(Records for the exercise Opens)
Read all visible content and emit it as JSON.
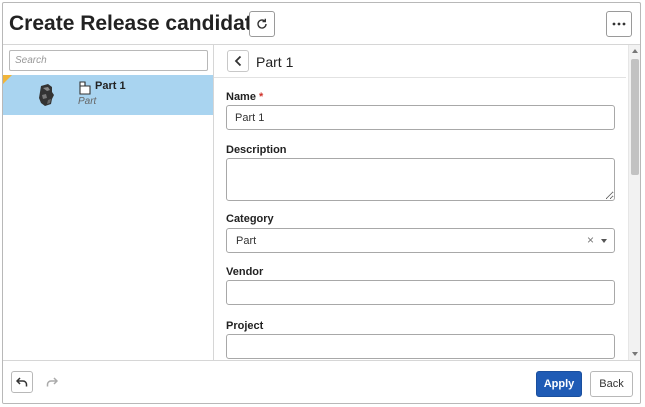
{
  "dialog": {
    "title": "Create Release candidate"
  },
  "icons": {
    "refresh": "refresh-icon",
    "more": "more-horizontal-icon",
    "back": "chevron-left-icon",
    "undo": "undo-icon",
    "redo": "redo-icon",
    "part_type": "part-icon",
    "clear": "clear-icon",
    "caret": "caret-down-icon"
  },
  "search": {
    "placeholder": "Search"
  },
  "tree": {
    "items": [
      {
        "name": "Part 1",
        "type": "Part"
      }
    ]
  },
  "detail": {
    "title": "Part 1",
    "fields": {
      "name": {
        "label": "Name",
        "required_mark": "*",
        "value": "Part 1"
      },
      "description": {
        "label": "Description",
        "value": ""
      },
      "category": {
        "label": "Category",
        "value": "Part",
        "clear": "×"
      },
      "vendor": {
        "label": "Vendor",
        "value": ""
      },
      "project": {
        "label": "Project",
        "value": ""
      }
    }
  },
  "footer": {
    "apply_label": "Apply",
    "back_label": "Back"
  },
  "colors": {
    "primary": "#1f5bb5",
    "selected_row": "#a9d4f0",
    "flag": "#f1b53a",
    "required": "#d0342c"
  }
}
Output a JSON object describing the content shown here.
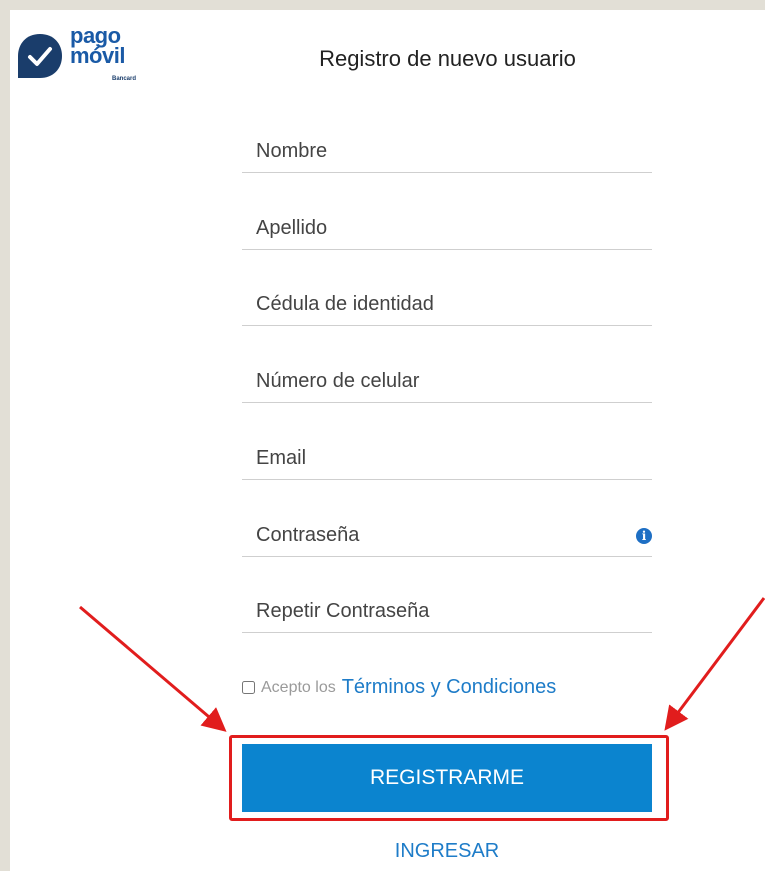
{
  "logo": {
    "line1": "pago",
    "line2": "móvil",
    "sub": "Bancard"
  },
  "title": "Registro de nuevo usuario",
  "fields": [
    {
      "placeholder": "Nombre"
    },
    {
      "placeholder": "Apellido"
    },
    {
      "placeholder": "Cédula de identidad"
    },
    {
      "placeholder": "Número de celular"
    },
    {
      "placeholder": "Email"
    },
    {
      "placeholder": "Contraseña",
      "info_icon": "info-icon"
    },
    {
      "placeholder": "Repetir Contraseña"
    }
  ],
  "terms": {
    "prefix": "Acepto los",
    "link": "Términos y Condiciones",
    "checked": false
  },
  "buttons": {
    "register": "REGISTRARME",
    "login": "INGRESAR"
  },
  "colors": {
    "brand_blue": "#1a5aa6",
    "button_blue": "#0b84cf",
    "link_blue": "#1e7cc8",
    "annotation_red": "#e11d1d"
  }
}
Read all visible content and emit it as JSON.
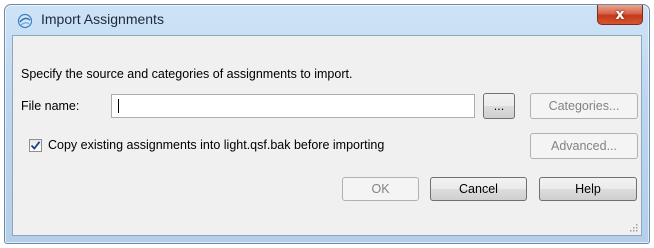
{
  "window": {
    "title": "Import Assignments",
    "close_glyph": "x",
    "app_icon": "app-icon",
    "titlebar_color": "#bcd6ef",
    "close_color": "#c2391c"
  },
  "dialog": {
    "instructions": "Specify the source and categories of assignments to import.",
    "file_name_label": "File name:",
    "file_name_value": "",
    "browse_label": "...",
    "categories_label": "Categories...",
    "copy_checkbox_label": "Copy existing assignments into light.qsf.bak before importing",
    "copy_checked": true,
    "advanced_label": "Advanced...",
    "ok_label": "OK",
    "cancel_label": "Cancel",
    "help_label": "Help"
  }
}
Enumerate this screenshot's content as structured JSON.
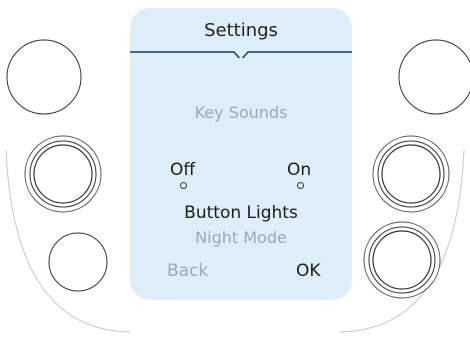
{
  "screen": {
    "title": "Settings",
    "setting_name": "Key Sounds",
    "options": {
      "off_label": "Off",
      "on_label": "On"
    },
    "menu": {
      "selected": "Button Lights",
      "next": "Night Mode"
    },
    "softkeys": {
      "back_label": "Back",
      "ok_label": "OK"
    }
  },
  "colors": {
    "screen_bg": "#ddeef9",
    "title_rule": "#1a3a5c",
    "dim_text": "#9aa9b5",
    "body_text": "#1b1b1b"
  }
}
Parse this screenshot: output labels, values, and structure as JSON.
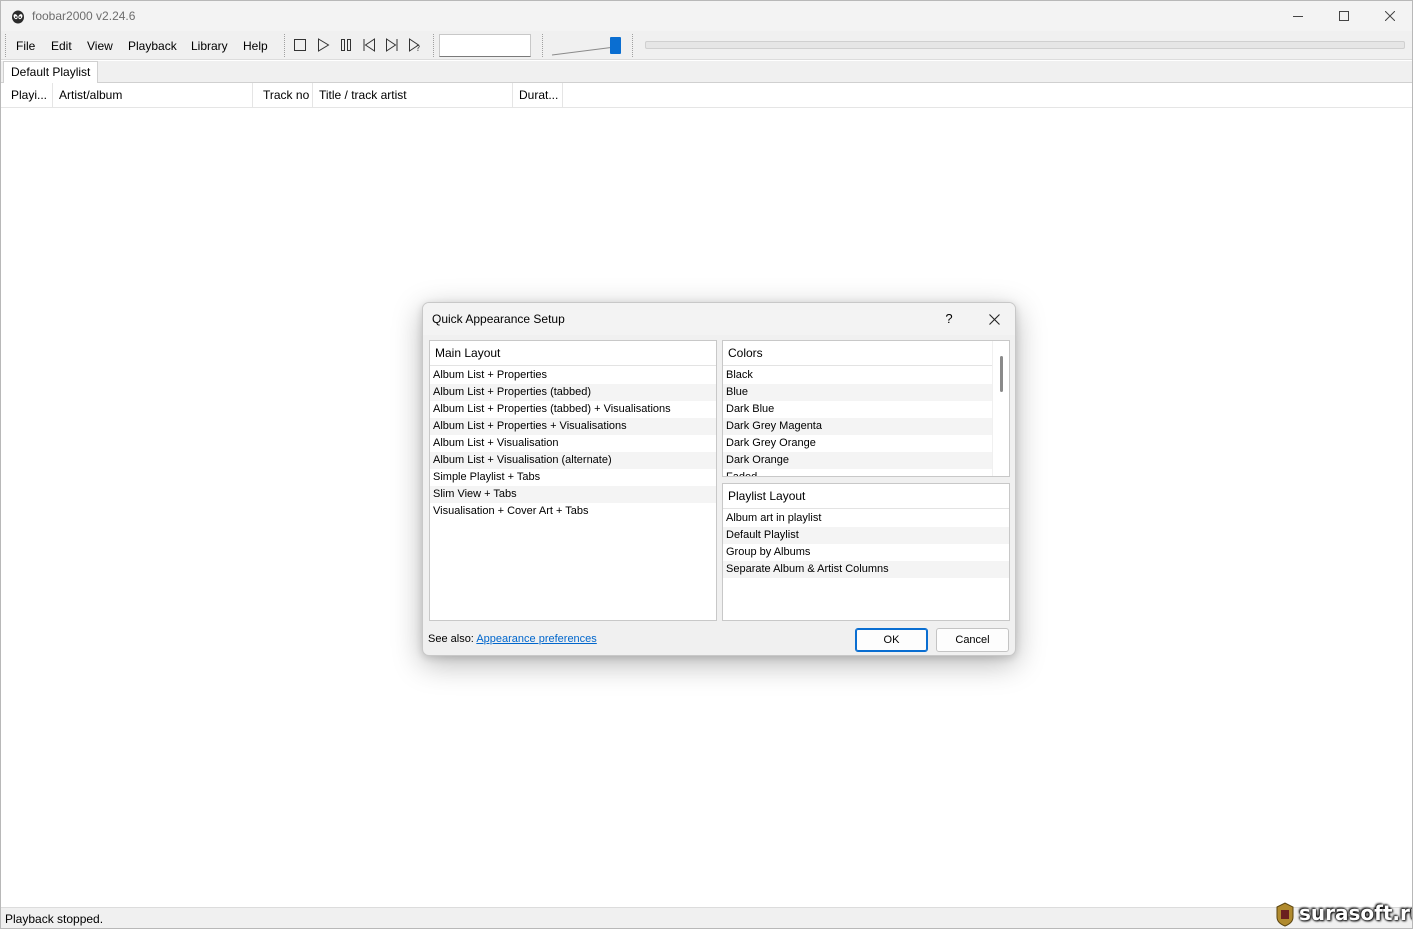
{
  "window": {
    "title": "foobar2000 v2.24.6"
  },
  "menu": {
    "items": [
      "File",
      "Edit",
      "View",
      "Playback",
      "Library",
      "Help"
    ]
  },
  "toolbar": {
    "buttons": [
      "stop-icon",
      "play-icon",
      "pause-icon",
      "previous-icon",
      "next-icon",
      "random-icon"
    ],
    "volume_level": 0.92
  },
  "playlist": {
    "tabs": [
      "Default Playlist"
    ],
    "columns": [
      "Playi...",
      "Artist/album",
      "Track no",
      "Title / track artist",
      "Durat..."
    ]
  },
  "status": {
    "text": "Playback stopped."
  },
  "watermark": {
    "text": "surasoft.ru"
  },
  "dialog": {
    "title": "Quick Appearance Setup",
    "help_label": "?",
    "main_layout": {
      "header": "Main Layout",
      "items": [
        "Album List + Properties",
        "Album List + Properties (tabbed)",
        "Album List + Properties (tabbed) + Visualisations",
        "Album List + Properties + Visualisations",
        "Album List + Visualisation",
        "Album List + Visualisation (alternate)",
        "Simple Playlist + Tabs",
        "Slim View + Tabs",
        "Visualisation + Cover Art + Tabs"
      ]
    },
    "colors": {
      "header": "Colors",
      "items": [
        "Black",
        "Blue",
        "Dark Blue",
        "Dark Grey Magenta",
        "Dark Grey Orange",
        "Dark Orange",
        "Faded"
      ]
    },
    "playlist_layout": {
      "header": "Playlist Layout",
      "items": [
        "Album art in playlist",
        "Default Playlist",
        "Group by Albums",
        "Separate Album & Artist Columns"
      ]
    },
    "see_also_label": "See also:",
    "see_also_link": "Appearance preferences",
    "ok_label": "OK",
    "cancel_label": "Cancel"
  }
}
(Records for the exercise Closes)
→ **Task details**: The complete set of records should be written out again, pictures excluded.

→ **Answer box**:
Read all visible content and emit it as JSON.
{
  "dialog": {
    "title": "Create Release candidate"
  },
  "icons": {
    "refresh": "refresh-icon",
    "more": "more-horizontal-icon",
    "back": "chevron-left-icon",
    "undo": "undo-icon",
    "redo": "redo-icon",
    "part_type": "part-icon",
    "clear": "clear-icon",
    "caret": "caret-down-icon"
  },
  "search": {
    "placeholder": "Search"
  },
  "tree": {
    "items": [
      {
        "name": "Part 1",
        "type": "Part"
      }
    ]
  },
  "detail": {
    "title": "Part 1",
    "fields": {
      "name": {
        "label": "Name",
        "required_mark": "*",
        "value": "Part 1"
      },
      "description": {
        "label": "Description",
        "value": ""
      },
      "category": {
        "label": "Category",
        "value": "Part",
        "clear": "×"
      },
      "vendor": {
        "label": "Vendor",
        "value": ""
      },
      "project": {
        "label": "Project",
        "value": ""
      }
    }
  },
  "footer": {
    "apply_label": "Apply",
    "back_label": "Back"
  },
  "colors": {
    "primary": "#1f5bb5",
    "selected_row": "#a9d4f0",
    "flag": "#f1b53a",
    "required": "#d0342c"
  }
}
Output a JSON object describing the content shown here.
{
  "logo": {
    "line1": "pago",
    "line2": "móvil",
    "sub": "Bancard"
  },
  "title": "Registro de nuevo usuario",
  "fields": [
    {
      "placeholder": "Nombre"
    },
    {
      "placeholder": "Apellido"
    },
    {
      "placeholder": "Cédula de identidad"
    },
    {
      "placeholder": "Número de celular"
    },
    {
      "placeholder": "Email"
    },
    {
      "placeholder": "Contraseña",
      "info_icon": "info-icon"
    },
    {
      "placeholder": "Repetir Contraseña"
    }
  ],
  "terms": {
    "prefix": "Acepto los",
    "link": "Términos y Condiciones",
    "checked": false
  },
  "buttons": {
    "register": "REGISTRARME",
    "login": "INGRESAR"
  },
  "colors": {
    "brand_blue": "#1a5aa6",
    "button_blue": "#0b84cf",
    "link_blue": "#1e7cc8",
    "annotation_red": "#e11d1d"
  }
}
Read all visible content and emit it as JSON.
{
  "window": {
    "title": "Import Assignments",
    "close_glyph": "x",
    "app_icon": "app-icon",
    "titlebar_color": "#bcd6ef",
    "close_color": "#c2391c"
  },
  "dialog": {
    "instructions": "Specify the source and categories of assignments to import.",
    "file_name_label": "File name:",
    "file_name_value": "",
    "browse_label": "...",
    "categories_label": "Categories...",
    "copy_checkbox_label": "Copy existing assignments into light.qsf.bak before importing",
    "copy_checked": true,
    "advanced_label": "Advanced...",
    "ok_label": "OK",
    "cancel_label": "Cancel",
    "help_label": "Help"
  }
}
Enumerate this screenshot's content as structured JSON.
{
  "screen": {
    "title": "Settings",
    "setting_name": "Key Sounds",
    "options": {
      "off_label": "Off",
      "on_label": "On"
    },
    "menu": {
      "selected": "Button Lights",
      "next": "Night Mode"
    },
    "softkeys": {
      "back_label": "Back",
      "ok_label": "OK"
    }
  },
  "colors": {
    "screen_bg": "#ddeef9",
    "title_rule": "#1a3a5c",
    "dim_text": "#9aa9b5",
    "body_text": "#1b1b1b"
  }
}
Parse this screenshot: output labels, values, and structure as JSON.
{
  "window": {
    "title": "foobar2000 v2.24.6"
  },
  "menu": {
    "items": [
      "File",
      "Edit",
      "View",
      "Playback",
      "Library",
      "Help"
    ]
  },
  "toolbar": {
    "buttons": [
      "stop-icon",
      "play-icon",
      "pause-icon",
      "previous-icon",
      "next-icon",
      "random-icon"
    ],
    "volume_level": 0.92
  },
  "playlist": {
    "tabs": [
      "Default Playlist"
    ],
    "columns": [
      "Playi...",
      "Artist/album",
      "Track no",
      "Title / track artist",
      "Durat..."
    ]
  },
  "status": {
    "text": "Playback stopped."
  },
  "watermark": {
    "text": "surasoft.ru"
  },
  "dialog": {
    "title": "Quick Appearance Setup",
    "help_label": "?",
    "main_layout": {
      "header": "Main Layout",
      "items": [
        "Album List + Properties",
        "Album List + Properties (tabbed)",
        "Album List + Properties (tabbed) + Visualisations",
        "Album List + Properties + Visualisations",
        "Album List + Visualisation",
        "Album List + Visualisation (alternate)",
        "Simple Playlist + Tabs",
        "Slim View + Tabs",
        "Visualisation + Cover Art + Tabs"
      ]
    },
    "colors": {
      "header": "Colors",
      "items": [
        "Black",
        "Blue",
        "Dark Blue",
        "Dark Grey Magenta",
        "Dark Grey Orange",
        "Dark Orange",
        "Faded"
      ]
    },
    "playlist_layout": {
      "header": "Playlist Layout",
      "items": [
        "Album art in playlist",
        "Default Playlist",
        "Group by Albums",
        "Separate Album & Artist Columns"
      ]
    },
    "see_also_label": "See also:",
    "see_also_link": "Appearance preferences",
    "ok_label": "OK",
    "cancel_label": "Cancel"
  }
}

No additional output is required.